__AIM OF THE TASK__: Print each entry word for word.

-- INFORMATION GIVEN follows --

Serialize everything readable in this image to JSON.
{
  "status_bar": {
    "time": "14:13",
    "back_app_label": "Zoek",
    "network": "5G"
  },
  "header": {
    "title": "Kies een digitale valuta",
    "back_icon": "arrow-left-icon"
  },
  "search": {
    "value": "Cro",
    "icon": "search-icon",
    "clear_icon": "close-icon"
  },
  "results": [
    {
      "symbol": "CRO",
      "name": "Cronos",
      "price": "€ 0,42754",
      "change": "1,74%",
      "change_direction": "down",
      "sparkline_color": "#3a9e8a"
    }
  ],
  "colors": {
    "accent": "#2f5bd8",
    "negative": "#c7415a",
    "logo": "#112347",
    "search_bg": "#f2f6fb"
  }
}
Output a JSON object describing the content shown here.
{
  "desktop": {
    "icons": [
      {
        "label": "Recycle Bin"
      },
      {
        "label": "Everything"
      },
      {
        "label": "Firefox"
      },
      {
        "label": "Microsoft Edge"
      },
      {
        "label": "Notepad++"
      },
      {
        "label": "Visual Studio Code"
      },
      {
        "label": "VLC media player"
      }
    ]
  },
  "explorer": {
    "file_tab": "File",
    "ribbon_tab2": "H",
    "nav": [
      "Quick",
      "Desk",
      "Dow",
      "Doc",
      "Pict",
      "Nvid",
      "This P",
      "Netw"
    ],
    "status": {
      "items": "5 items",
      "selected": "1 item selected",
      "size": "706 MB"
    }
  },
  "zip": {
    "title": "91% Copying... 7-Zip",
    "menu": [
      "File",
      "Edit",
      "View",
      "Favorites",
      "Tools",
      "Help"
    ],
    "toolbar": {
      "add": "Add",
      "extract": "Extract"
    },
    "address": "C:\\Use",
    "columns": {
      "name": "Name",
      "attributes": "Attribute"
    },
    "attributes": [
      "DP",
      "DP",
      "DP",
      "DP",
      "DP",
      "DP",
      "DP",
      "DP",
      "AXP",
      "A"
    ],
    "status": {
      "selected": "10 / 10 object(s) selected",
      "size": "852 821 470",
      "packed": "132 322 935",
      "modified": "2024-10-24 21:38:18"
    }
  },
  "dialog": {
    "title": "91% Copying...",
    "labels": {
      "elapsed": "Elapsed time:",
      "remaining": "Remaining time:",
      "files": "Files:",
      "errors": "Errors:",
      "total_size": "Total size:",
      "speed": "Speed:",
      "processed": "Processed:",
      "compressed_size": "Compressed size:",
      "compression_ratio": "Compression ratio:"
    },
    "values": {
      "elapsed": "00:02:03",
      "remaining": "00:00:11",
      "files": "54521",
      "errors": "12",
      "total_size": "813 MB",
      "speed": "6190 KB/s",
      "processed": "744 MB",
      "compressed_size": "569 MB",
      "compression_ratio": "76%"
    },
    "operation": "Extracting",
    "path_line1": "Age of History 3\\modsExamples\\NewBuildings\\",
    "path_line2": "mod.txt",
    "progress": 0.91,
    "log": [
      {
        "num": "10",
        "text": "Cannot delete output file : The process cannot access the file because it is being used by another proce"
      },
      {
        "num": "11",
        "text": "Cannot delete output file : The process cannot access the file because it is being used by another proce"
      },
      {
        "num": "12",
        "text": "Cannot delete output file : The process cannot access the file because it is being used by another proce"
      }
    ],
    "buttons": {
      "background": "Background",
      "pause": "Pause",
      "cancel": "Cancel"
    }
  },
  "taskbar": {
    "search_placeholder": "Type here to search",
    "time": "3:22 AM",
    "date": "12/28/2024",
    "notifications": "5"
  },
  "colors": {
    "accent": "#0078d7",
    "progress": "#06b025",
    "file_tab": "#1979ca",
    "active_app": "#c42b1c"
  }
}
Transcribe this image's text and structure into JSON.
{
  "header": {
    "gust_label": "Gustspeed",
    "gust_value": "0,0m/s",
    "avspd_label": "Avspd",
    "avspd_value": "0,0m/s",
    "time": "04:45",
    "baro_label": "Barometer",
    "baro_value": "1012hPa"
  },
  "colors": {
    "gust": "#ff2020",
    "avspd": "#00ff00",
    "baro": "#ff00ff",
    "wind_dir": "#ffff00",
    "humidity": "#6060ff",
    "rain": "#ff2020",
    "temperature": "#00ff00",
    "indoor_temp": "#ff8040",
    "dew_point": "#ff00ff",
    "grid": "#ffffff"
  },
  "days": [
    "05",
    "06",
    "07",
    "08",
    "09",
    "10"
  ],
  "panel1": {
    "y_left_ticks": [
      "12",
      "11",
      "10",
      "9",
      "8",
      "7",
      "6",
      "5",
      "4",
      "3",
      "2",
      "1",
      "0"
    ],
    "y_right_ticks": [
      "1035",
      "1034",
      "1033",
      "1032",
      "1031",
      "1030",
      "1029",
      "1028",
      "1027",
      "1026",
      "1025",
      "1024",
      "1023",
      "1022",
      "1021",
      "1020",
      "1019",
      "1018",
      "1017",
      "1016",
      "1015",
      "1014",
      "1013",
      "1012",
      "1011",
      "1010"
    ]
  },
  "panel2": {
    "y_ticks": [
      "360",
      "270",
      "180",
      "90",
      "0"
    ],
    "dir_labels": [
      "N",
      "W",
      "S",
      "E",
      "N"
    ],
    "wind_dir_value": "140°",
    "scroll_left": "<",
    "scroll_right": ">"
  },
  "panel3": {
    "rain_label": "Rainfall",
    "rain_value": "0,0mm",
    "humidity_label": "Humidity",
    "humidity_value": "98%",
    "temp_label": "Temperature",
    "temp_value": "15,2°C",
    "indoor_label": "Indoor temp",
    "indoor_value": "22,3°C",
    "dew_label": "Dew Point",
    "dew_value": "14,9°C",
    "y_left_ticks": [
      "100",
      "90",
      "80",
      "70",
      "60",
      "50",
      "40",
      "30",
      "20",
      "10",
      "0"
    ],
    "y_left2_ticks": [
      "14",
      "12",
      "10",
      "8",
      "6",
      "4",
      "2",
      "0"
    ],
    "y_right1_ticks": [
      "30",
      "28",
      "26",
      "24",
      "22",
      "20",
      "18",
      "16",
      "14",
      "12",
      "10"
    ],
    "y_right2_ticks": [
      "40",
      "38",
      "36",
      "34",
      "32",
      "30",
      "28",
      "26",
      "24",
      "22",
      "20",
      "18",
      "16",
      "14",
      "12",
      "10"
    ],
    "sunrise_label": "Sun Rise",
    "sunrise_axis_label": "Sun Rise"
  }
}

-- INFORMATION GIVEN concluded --

__REPLY TO THE EXERCISE__:
Serialize everything readable in this image to JSON.
{
  "status_bar": {
    "time": "14:13",
    "back_app_label": "Zoek",
    "network": "5G"
  },
  "header": {
    "title": "Kies een digitale valuta",
    "back_icon": "arrow-left-icon"
  },
  "search": {
    "value": "Cro",
    "icon": "search-icon",
    "clear_icon": "close-icon"
  },
  "results": [
    {
      "symbol": "CRO",
      "name": "Cronos",
      "price": "€ 0,42754",
      "change": "1,74%",
      "change_direction": "down",
      "sparkline_color": "#3a9e8a"
    }
  ],
  "colors": {
    "accent": "#2f5bd8",
    "negative": "#c7415a",
    "logo": "#112347",
    "search_bg": "#f2f6fb"
  }
}
Output a JSON object describing the content shown here.
{
  "desktop": {
    "icons": [
      {
        "label": "Recycle Bin"
      },
      {
        "label": "Everything"
      },
      {
        "label": "Firefox"
      },
      {
        "label": "Microsoft Edge"
      },
      {
        "label": "Notepad++"
      },
      {
        "label": "Visual Studio Code"
      },
      {
        "label": "VLC media player"
      }
    ]
  },
  "explorer": {
    "file_tab": "File",
    "ribbon_tab2": "H",
    "nav": [
      "Quick",
      "Desk",
      "Dow",
      "Doc",
      "Pict",
      "Nvid",
      "This P",
      "Netw"
    ],
    "status": {
      "items": "5 items",
      "selected": "1 item selected",
      "size": "706 MB"
    }
  },
  "zip": {
    "title": "91% Copying... 7-Zip",
    "menu": [
      "File",
      "Edit",
      "View",
      "Favorites",
      "Tools",
      "Help"
    ],
    "toolbar": {
      "add": "Add",
      "extract": "Extract"
    },
    "address": "C:\\Use",
    "columns": {
      "name": "Name",
      "attributes": "Attribute"
    },
    "attributes": [
      "DP",
      "DP",
      "DP",
      "DP",
      "DP",
      "DP",
      "DP",
      "DP",
      "AXP",
      "A"
    ],
    "status": {
      "selected": "10 / 10 object(s) selected",
      "size": "852 821 470",
      "packed": "132 322 935",
      "modified": "2024-10-24 21:38:18"
    }
  },
  "dialog": {
    "title": "91% Copying...",
    "labels": {
      "elapsed": "Elapsed time:",
      "remaining": "Remaining time:",
      "files": "Files:",
      "errors": "Errors:",
      "total_size": "Total size:",
      "speed": "Speed:",
      "processed": "Processed:",
      "compressed_size": "Compressed size:",
      "compression_ratio": "Compression ratio:"
    },
    "values": {
      "elapsed": "00:02:03",
      "remaining": "00:00:11",
      "files": "54521",
      "errors": "12",
      "total_size": "813 MB",
      "speed": "6190 KB/s",
      "processed": "744 MB",
      "compressed_size": "569 MB",
      "compression_ratio": "76%"
    },
    "operation": "Extracting",
    "path_line1": "Age of History 3\\modsExamples\\NewBuildings\\",
    "path_line2": "mod.txt",
    "progress": 0.91,
    "log": [
      {
        "num": "10",
        "text": "Cannot delete output file : The process cannot access the file because it is being used by another proce"
      },
      {
        "num": "11",
        "text": "Cannot delete output file : The process cannot access the file because it is being used by another proce"
      },
      {
        "num": "12",
        "text": "Cannot delete output file : The process cannot access the file because it is being used by another proce"
      }
    ],
    "buttons": {
      "background": "Background",
      "pause": "Pause",
      "cancel": "Cancel"
    }
  },
  "taskbar": {
    "search_placeholder": "Type here to search",
    "time": "3:22 AM",
    "date": "12/28/2024",
    "notifications": "5"
  },
  "colors": {
    "accent": "#0078d7",
    "progress": "#06b025",
    "file_tab": "#1979ca",
    "active_app": "#c42b1c"
  }
}
Transcribe this image's text and structure into JSON.
{
  "header": {
    "gust_label": "Gustspeed",
    "gust_value": "0,0m/s",
    "avspd_label": "Avspd",
    "avspd_value": "0,0m/s",
    "time": "04:45",
    "baro_label": "Barometer",
    "baro_value": "1012hPa"
  },
  "colors": {
    "gust": "#ff2020",
    "avspd": "#00ff00",
    "baro": "#ff00ff",
    "wind_dir": "#ffff00",
    "humidity": "#6060ff",
    "rain": "#ff2020",
    "temperature": "#00ff00",
    "indoor_temp": "#ff8040",
    "dew_point": "#ff00ff",
    "grid": "#ffffff"
  },
  "days": [
    "05",
    "06",
    "07",
    "08",
    "09",
    "10"
  ],
  "panel1": {
    "y_left_ticks": [
      "12",
      "11",
      "10",
      "9",
      "8",
      "7",
      "6",
      "5",
      "4",
      "3",
      "2",
      "1",
      "0"
    ],
    "y_right_ticks": [
      "1035",
      "1034",
      "1033",
      "1032",
      "1031",
      "1030",
      "1029",
      "1028",
      "1027",
      "1026",
      "1025",
      "1024",
      "1023",
      "1022",
      "1021",
      "1020",
      "1019",
      "1018",
      "1017",
      "1016",
      "1015",
      "1014",
      "1013",
      "1012",
      "1011",
      "1010"
    ]
  },
  "panel2": {
    "y_ticks": [
      "360",
      "270",
      "180",
      "90",
      "0"
    ],
    "dir_labels": [
      "N",
      "W",
      "S",
      "E",
      "N"
    ],
    "wind_dir_value": "140°",
    "scroll_left": "<",
    "scroll_right": ">"
  },
  "panel3": {
    "rain_label": "Rainfall",
    "rain_value": "0,0mm",
    "humidity_label": "Humidity",
    "humidity_value": "98%",
    "temp_label": "Temperature",
    "temp_value": "15,2°C",
    "indoor_label": "Indoor temp",
    "indoor_value": "22,3°C",
    "dew_label": "Dew Point",
    "dew_value": "14,9°C",
    "y_left_ticks": [
      "100",
      "90",
      "80",
      "70",
      "60",
      "50",
      "40",
      "30",
      "20",
      "10",
      "0"
    ],
    "y_left2_ticks": [
      "14",
      "12",
      "10",
      "8",
      "6",
      "4",
      "2",
      "0"
    ],
    "y_right1_ticks": [
      "30",
      "28",
      "26",
      "24",
      "22",
      "20",
      "18",
      "16",
      "14",
      "12",
      "10"
    ],
    "y_right2_ticks": [
      "40",
      "38",
      "36",
      "34",
      "32",
      "30",
      "28",
      "26",
      "24",
      "22",
      "20",
      "18",
      "16",
      "14",
      "12",
      "10"
    ],
    "sunrise_label": "Sun Rise",
    "sunrise_axis_label": "Sun Rise"
  }
}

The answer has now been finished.